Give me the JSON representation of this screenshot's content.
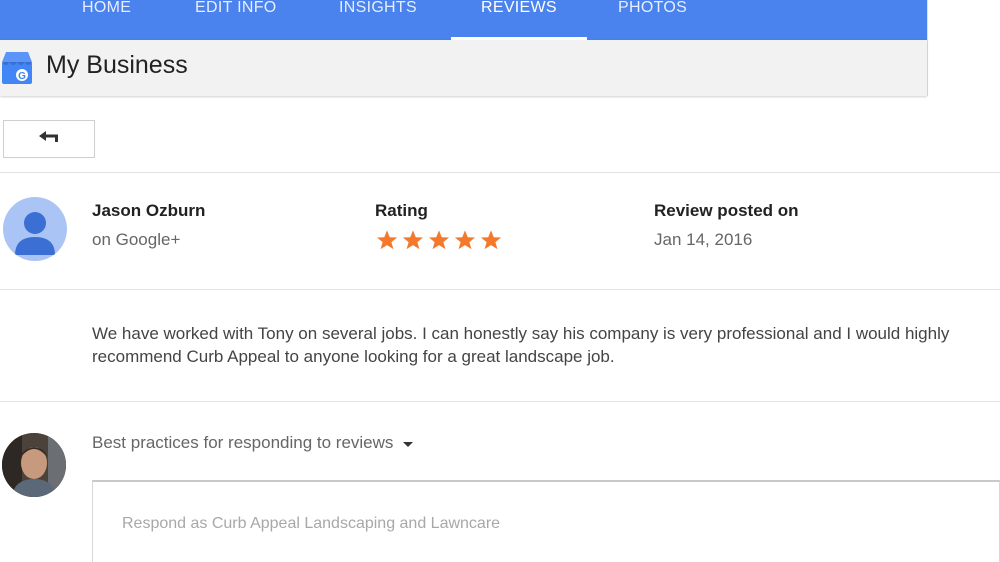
{
  "nav": {
    "tabs": [
      {
        "label": "HOME"
      },
      {
        "label": "EDIT INFO"
      },
      {
        "label": "INSIGHTS"
      },
      {
        "label": "REVIEWS",
        "active": true
      },
      {
        "label": "PHOTOS"
      }
    ],
    "accent_color": "#4a82ee"
  },
  "brand": {
    "title": "My Business",
    "logo_icon": "google-my-business-icon"
  },
  "back_button": {
    "icon": "back-arrow-icon"
  },
  "review": {
    "reviewer_name": "Jason Ozburn",
    "reviewer_source": "on Google+",
    "rating_label": "Rating",
    "rating_stars": 5,
    "rating_max": 5,
    "star_color": "#f4792b",
    "posted_label": "Review posted on",
    "posted_date": "Jan 14, 2016",
    "text": "We have worked with Tony on several jobs. I can honestly say his company is very professional and I would highly recommend Curb Appeal to anyone looking for a great landscape job."
  },
  "reply": {
    "best_practices_label": "Best practices for responding to reviews",
    "placeholder": "Respond as Curb Appeal Landscaping and Lawncare"
  }
}
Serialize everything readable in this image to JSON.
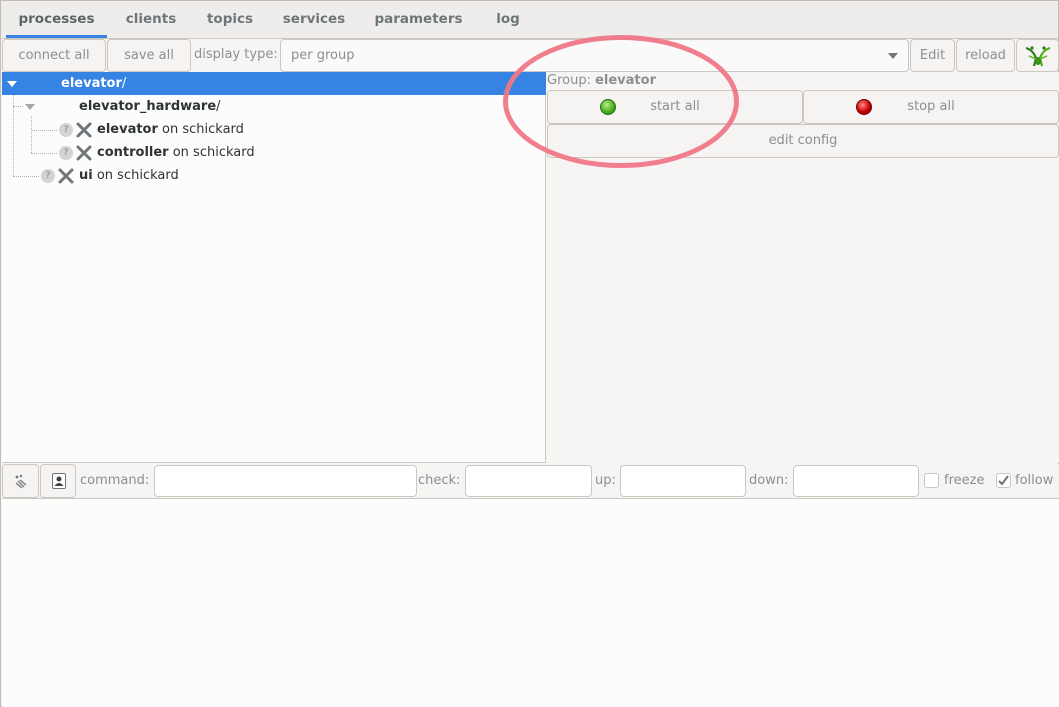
{
  "tabs": [
    {
      "label": "processes",
      "active": true
    },
    {
      "label": "clients"
    },
    {
      "label": "topics"
    },
    {
      "label": "services"
    },
    {
      "label": "parameters"
    },
    {
      "label": "log"
    }
  ],
  "toolbar": {
    "connect_all": "connect all",
    "save_all": "save all",
    "display_type_label": "display type:",
    "display_type_value": "per group",
    "edit": "Edit",
    "reload": "reload",
    "logo_icon": "mantis-logo-icon"
  },
  "tree": {
    "rows": [
      {
        "name": "elevator",
        "suffix": "/",
        "selected": true
      },
      {
        "name": "elevator_hardware",
        "suffix": "/"
      },
      {
        "name": "elevator",
        "host": " on schickard",
        "status": "unknown",
        "state": "stopped"
      },
      {
        "name": "controller",
        "host": " on schickard",
        "status": "unknown",
        "state": "stopped"
      },
      {
        "name": "ui",
        "host": " on schickard",
        "status": "unknown",
        "state": "stopped"
      }
    ]
  },
  "group_panel": {
    "group_label": "Group: ",
    "group_name": "elevator",
    "start_all": "start all",
    "stop_all": "stop all",
    "edit_config": "edit config",
    "start_color": "#4caf1e",
    "stop_color": "#cc0000"
  },
  "bottombar": {
    "command_label": "command:",
    "command_value": "",
    "check_label": "check:",
    "check_value": "",
    "up_label": "up:",
    "up_value": "",
    "down_label": "down:",
    "down_value": "",
    "freeze_label": "freeze",
    "freeze_checked": false,
    "follow_label": "follow",
    "follow_checked": true
  },
  "colors": {
    "accent": "#3584e4",
    "annotation": "#f07787"
  }
}
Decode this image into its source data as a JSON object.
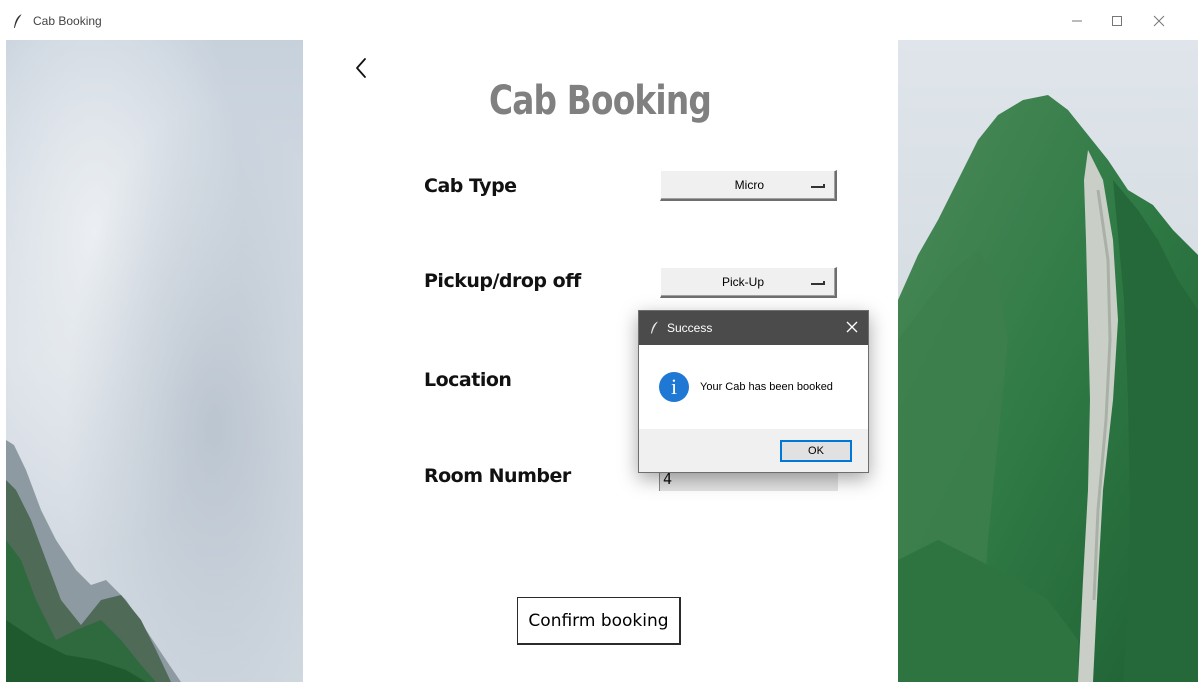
{
  "window": {
    "title": "Cab Booking",
    "icon": "feather-icon",
    "controls": [
      "minimize-icon",
      "maximize-icon",
      "close-icon"
    ]
  },
  "page": {
    "back_icon": "chevron-left-icon",
    "title": "Cab Booking",
    "title_color": "#808080"
  },
  "form": {
    "cab_type": {
      "label": "Cab Type",
      "value": "Micro"
    },
    "pickup_drop": {
      "label": "Pickup/drop off",
      "value": "Pick-Up"
    },
    "location": {
      "label": "Location"
    },
    "room_number": {
      "label": "Room Number",
      "value": "4"
    },
    "confirm_label": "Confirm booking"
  },
  "dialog": {
    "title": "Success",
    "message": "Your Cab has been booked",
    "ok_label": "OK",
    "icon": "info-icon",
    "accent_color": "#0078d7",
    "titlebar_color": "#4b4b4b"
  }
}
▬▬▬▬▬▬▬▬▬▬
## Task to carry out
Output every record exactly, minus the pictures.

## Task output
Give me the JSON representation of this screenshot's content.
{
  "nav": {
    "tabs": [
      {
        "label": "HOME"
      },
      {
        "label": "EDIT INFO"
      },
      {
        "label": "INSIGHTS"
      },
      {
        "label": "REVIEWS",
        "active": true
      },
      {
        "label": "PHOTOS"
      }
    ],
    "accent_color": "#4a82ee"
  },
  "brand": {
    "title": "My Business",
    "logo_icon": "google-my-business-icon"
  },
  "back_button": {
    "icon": "back-arrow-icon"
  },
  "review": {
    "reviewer_name": "Jason Ozburn",
    "reviewer_source": "on Google+",
    "rating_label": "Rating",
    "rating_stars": 5,
    "rating_max": 5,
    "star_color": "#f4792b",
    "posted_label": "Review posted on",
    "posted_date": "Jan 14, 2016",
    "text": "We have worked with Tony on several jobs. I can honestly say his company is very professional and I would highly recommend Curb Appeal to anyone looking for a great landscape job."
  },
  "reply": {
    "best_practices_label": "Best practices for responding to reviews",
    "placeholder": "Respond as Curb Appeal Landscaping and Lawncare"
  }
}
Serialize everything readable in this image to JSON.
{
  "tabs": [
    {
      "label": "processes",
      "active": true
    },
    {
      "label": "clients"
    },
    {
      "label": "topics"
    },
    {
      "label": "services"
    },
    {
      "label": "parameters"
    },
    {
      "label": "log"
    }
  ],
  "toolbar": {
    "connect_all": "connect all",
    "save_all": "save all",
    "display_type_label": "display type:",
    "display_type_value": "per group",
    "edit": "Edit",
    "reload": "reload",
    "logo_icon": "mantis-logo-icon"
  },
  "tree": {
    "rows": [
      {
        "name": "elevator",
        "suffix": "/",
        "selected": true
      },
      {
        "name": "elevator_hardware",
        "suffix": "/"
      },
      {
        "name": "elevator",
        "host": " on schickard",
        "status": "unknown",
        "state": "stopped"
      },
      {
        "name": "controller",
        "host": " on schickard",
        "status": "unknown",
        "state": "stopped"
      },
      {
        "name": "ui",
        "host": " on schickard",
        "status": "unknown",
        "state": "stopped"
      }
    ]
  },
  "group_panel": {
    "group_label": "Group: ",
    "group_name": "elevator",
    "start_all": "start all",
    "stop_all": "stop all",
    "edit_config": "edit config",
    "start_color": "#4caf1e",
    "stop_color": "#cc0000"
  },
  "bottombar": {
    "command_label": "command:",
    "command_value": "",
    "check_label": "check:",
    "check_value": "",
    "up_label": "up:",
    "up_value": "",
    "down_label": "down:",
    "down_value": "",
    "freeze_label": "freeze",
    "freeze_checked": false,
    "follow_label": "follow",
    "follow_checked": true
  },
  "colors": {
    "accent": "#3584e4",
    "annotation": "#f07787"
  }
}
Decode this image into its source data as a JSON object.
{
  "window": {
    "title": "Cab Booking",
    "icon": "feather-icon",
    "controls": [
      "minimize-icon",
      "maximize-icon",
      "close-icon"
    ]
  },
  "page": {
    "back_icon": "chevron-left-icon",
    "title": "Cab Booking",
    "title_color": "#808080"
  },
  "form": {
    "cab_type": {
      "label": "Cab Type",
      "value": "Micro"
    },
    "pickup_drop": {
      "label": "Pickup/drop off",
      "value": "Pick-Up"
    },
    "location": {
      "label": "Location"
    },
    "room_number": {
      "label": "Room Number",
      "value": "4"
    },
    "confirm_label": "Confirm booking"
  },
  "dialog": {
    "title": "Success",
    "message": "Your Cab has been booked",
    "ok_label": "OK",
    "icon": "info-icon",
    "accent_color": "#0078d7",
    "titlebar_color": "#4b4b4b"
  }
}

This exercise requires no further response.